With regard to what dictates fish supply in local markets. The simple answer is economics. It is difficult to supply fish to local markets given the short shelf-life of chilled fish. When there is an oversupply of fish, and it is not sold locally, you are faced with expensive food waste, as the short shelf-life means fish cannot be on-sold from the local base in Whitianga. Instead, if it is moved to a distribution centre in Auckland, chilled fish can be moved between markets with no waste.

In the past commercial fishers have tried to sell from the wharf or through dealers who are able to facilitate sales onsite. Sales were inconsistent, and for the number of fish sold per day, it just wasn’t economically viable.

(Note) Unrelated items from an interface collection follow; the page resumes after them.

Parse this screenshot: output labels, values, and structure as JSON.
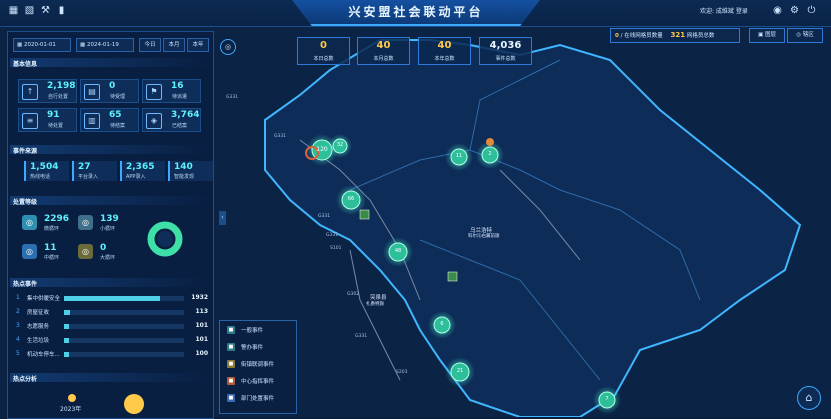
{
  "header": {
    "title": "兴安盟社会联动平台",
    "user_text": "欢迎: 成维斌 登录"
  },
  "filters": {
    "start_date": "2020-01-01",
    "end_date": "2024-01-19",
    "periods": [
      "今日",
      "本月",
      "本年"
    ]
  },
  "basic": {
    "title": "基本信息",
    "cards": [
      {
        "num": "2,198",
        "label": "自行处置",
        "icon": "↑"
      },
      {
        "num": "0",
        "label": "待受理",
        "icon": "▤"
      },
      {
        "num": "16",
        "label": "待派遣",
        "icon": "⚑"
      },
      {
        "num": "91",
        "label": "待处置",
        "icon": "≡"
      },
      {
        "num": "65",
        "label": "待结案",
        "icon": "▥"
      },
      {
        "num": "3,764",
        "label": "已结案",
        "icon": "◈"
      }
    ]
  },
  "source": {
    "title": "事件来源",
    "items": [
      {
        "num": "1,504",
        "label": "热线电话"
      },
      {
        "num": "27",
        "label": "平台录入"
      },
      {
        "num": "2,365",
        "label": "APP录入"
      },
      {
        "num": "140",
        "label": "智能发现"
      }
    ]
  },
  "disposal": {
    "title": "处置等级",
    "items": [
      {
        "num": "2296",
        "label": "微循环",
        "color": "#2f8fb0",
        "icon": "◎"
      },
      {
        "num": "139",
        "label": "小循环",
        "color": "#3f6f8a",
        "icon": "◎"
      },
      {
        "num": "11",
        "label": "中循环",
        "color": "#2b6fb0",
        "icon": "◎"
      },
      {
        "num": "0",
        "label": "大循环",
        "color": "#6a6a3a",
        "icon": "◎"
      }
    ],
    "donut_color": "#3ee0a8"
  },
  "hot": {
    "title": "热点事件",
    "items": [
      {
        "idx": "1",
        "label": "集中供暖安全",
        "value": "1932",
        "frac": 0.8
      },
      {
        "idx": "2",
        "label": "房屋征收",
        "value": "113",
        "frac": 0.05
      },
      {
        "idx": "3",
        "label": "志愿服务",
        "value": "101",
        "frac": 0.045
      },
      {
        "idx": "4",
        "label": "生活垃圾",
        "value": "101",
        "frac": 0.045
      },
      {
        "idx": "5",
        "label": "机动车停车...",
        "value": "100",
        "frac": 0.044
      }
    ]
  },
  "hot_analysis": {
    "title": "热点分析",
    "year": "2023年"
  },
  "stats": [
    {
      "num": "0",
      "label": "本日总数"
    },
    {
      "num": "40",
      "label": "本月总数"
    },
    {
      "num": "40",
      "label": "本年总数"
    },
    {
      "num": "4,036",
      "label": "事件总数"
    }
  ],
  "online": {
    "count": "0",
    "label1": "在线网格员数量",
    "total": "321",
    "label2": "网格员总数"
  },
  "map_buttons": [
    "图层",
    "辖区"
  ],
  "legend": [
    {
      "label": "一般事件",
      "color": "#2e7a8a"
    },
    {
      "label": "警办事件",
      "color": "#2e7a8a"
    },
    {
      "label": "街镇联调事件",
      "color": "#8a7a3a"
    },
    {
      "label": "中心指挥事件",
      "color": "#b05a3a"
    },
    {
      "label": "部门处置事件",
      "color": "#3a6ab0"
    }
  ],
  "map_labels": {
    "roads": [
      "G331",
      "G331",
      "G331",
      "G331",
      "G302",
      "S101",
      "G331",
      "S203"
    ],
    "towns": [
      "乌兰浩特",
      "科尔沁右翼前旗",
      "突泉县",
      "扎赉特旗"
    ],
    "clusters": [
      "120",
      "32",
      "11",
      "2",
      "66",
      "48",
      "6",
      "21",
      "7"
    ]
  }
}
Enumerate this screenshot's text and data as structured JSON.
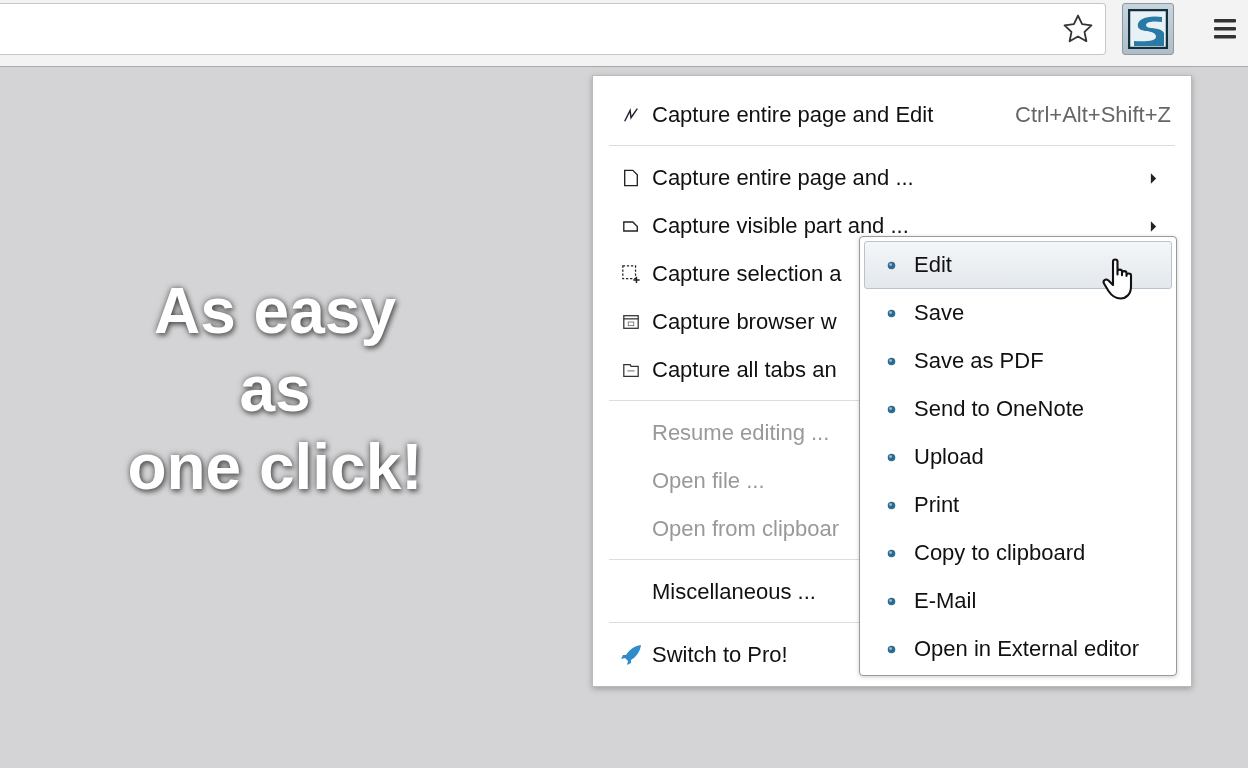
{
  "tagline": [
    "As easy",
    "as",
    "one click!"
  ],
  "menu": {
    "groups": [
      [
        {
          "label": "Capture entire page and Edit",
          "shortcut": "Ctrl+Alt+Shift+Z",
          "has_submenu": false,
          "disabled": false
        }
      ],
      [
        {
          "label": "Capture entire page and ...",
          "has_submenu": true,
          "disabled": false
        },
        {
          "label": "Capture visible part and ...",
          "has_submenu": true,
          "disabled": false
        },
        {
          "label": "Capture selection a",
          "disabled": false
        },
        {
          "label": "Capture browser w",
          "disabled": false
        },
        {
          "label": "Capture all tabs an",
          "disabled": false
        }
      ],
      [
        {
          "label": "Resume editing ...",
          "disabled": true
        },
        {
          "label": "Open file ...",
          "disabled": true
        },
        {
          "label": "Open from clipboar",
          "disabled": true
        }
      ],
      [
        {
          "label": "Miscellaneous ...",
          "disabled": false
        }
      ],
      [
        {
          "label": "Switch to Pro!",
          "disabled": false
        }
      ]
    ]
  },
  "submenu": {
    "items": [
      {
        "label": "Edit",
        "selected": true
      },
      {
        "label": "Save",
        "selected": false
      },
      {
        "label": "Save as PDF",
        "selected": false
      },
      {
        "label": "Send to OneNote",
        "selected": false
      },
      {
        "label": "Upload",
        "selected": false
      },
      {
        "label": "Print",
        "selected": false
      },
      {
        "label": "Copy to clipboard",
        "selected": false
      },
      {
        "label": "E-Mail",
        "selected": false
      },
      {
        "label": "Open in External editor",
        "selected": false
      }
    ]
  }
}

The industry estimates that 50% of fish commercially caught in the Marine Park is sold to people who inhabit the greater Auckland and Waikato area, which includes the Coromandel. By supplying restaurants, fish shops, and takeaway shops, we provide fish to those who do not have the time or resources to catch it themselves. Long lining is effective for some species, but many of those desired by consumers (such as trevally, kahawai, John dory, gurnard and tarakihi) are not caught by long lining in economically viable quantities. Trawl and Danish seine catch these fish for these markets.

It is confusing to see in the last article in the Informer, that Legasea is not anti-commercial fishing but says that the so called “sickness in the Hauraki Gulf Marine Park” is contributable to bottom trawl, Danish seine, dredge and now bottom long line. I always thought long lining is a good way of catching fish.

Until we stop pointing the finger at any one industry and start working together on all the issues impacting the Hauraki Gulf Marine Park, we will not be able to make any significant gains on the state of its health.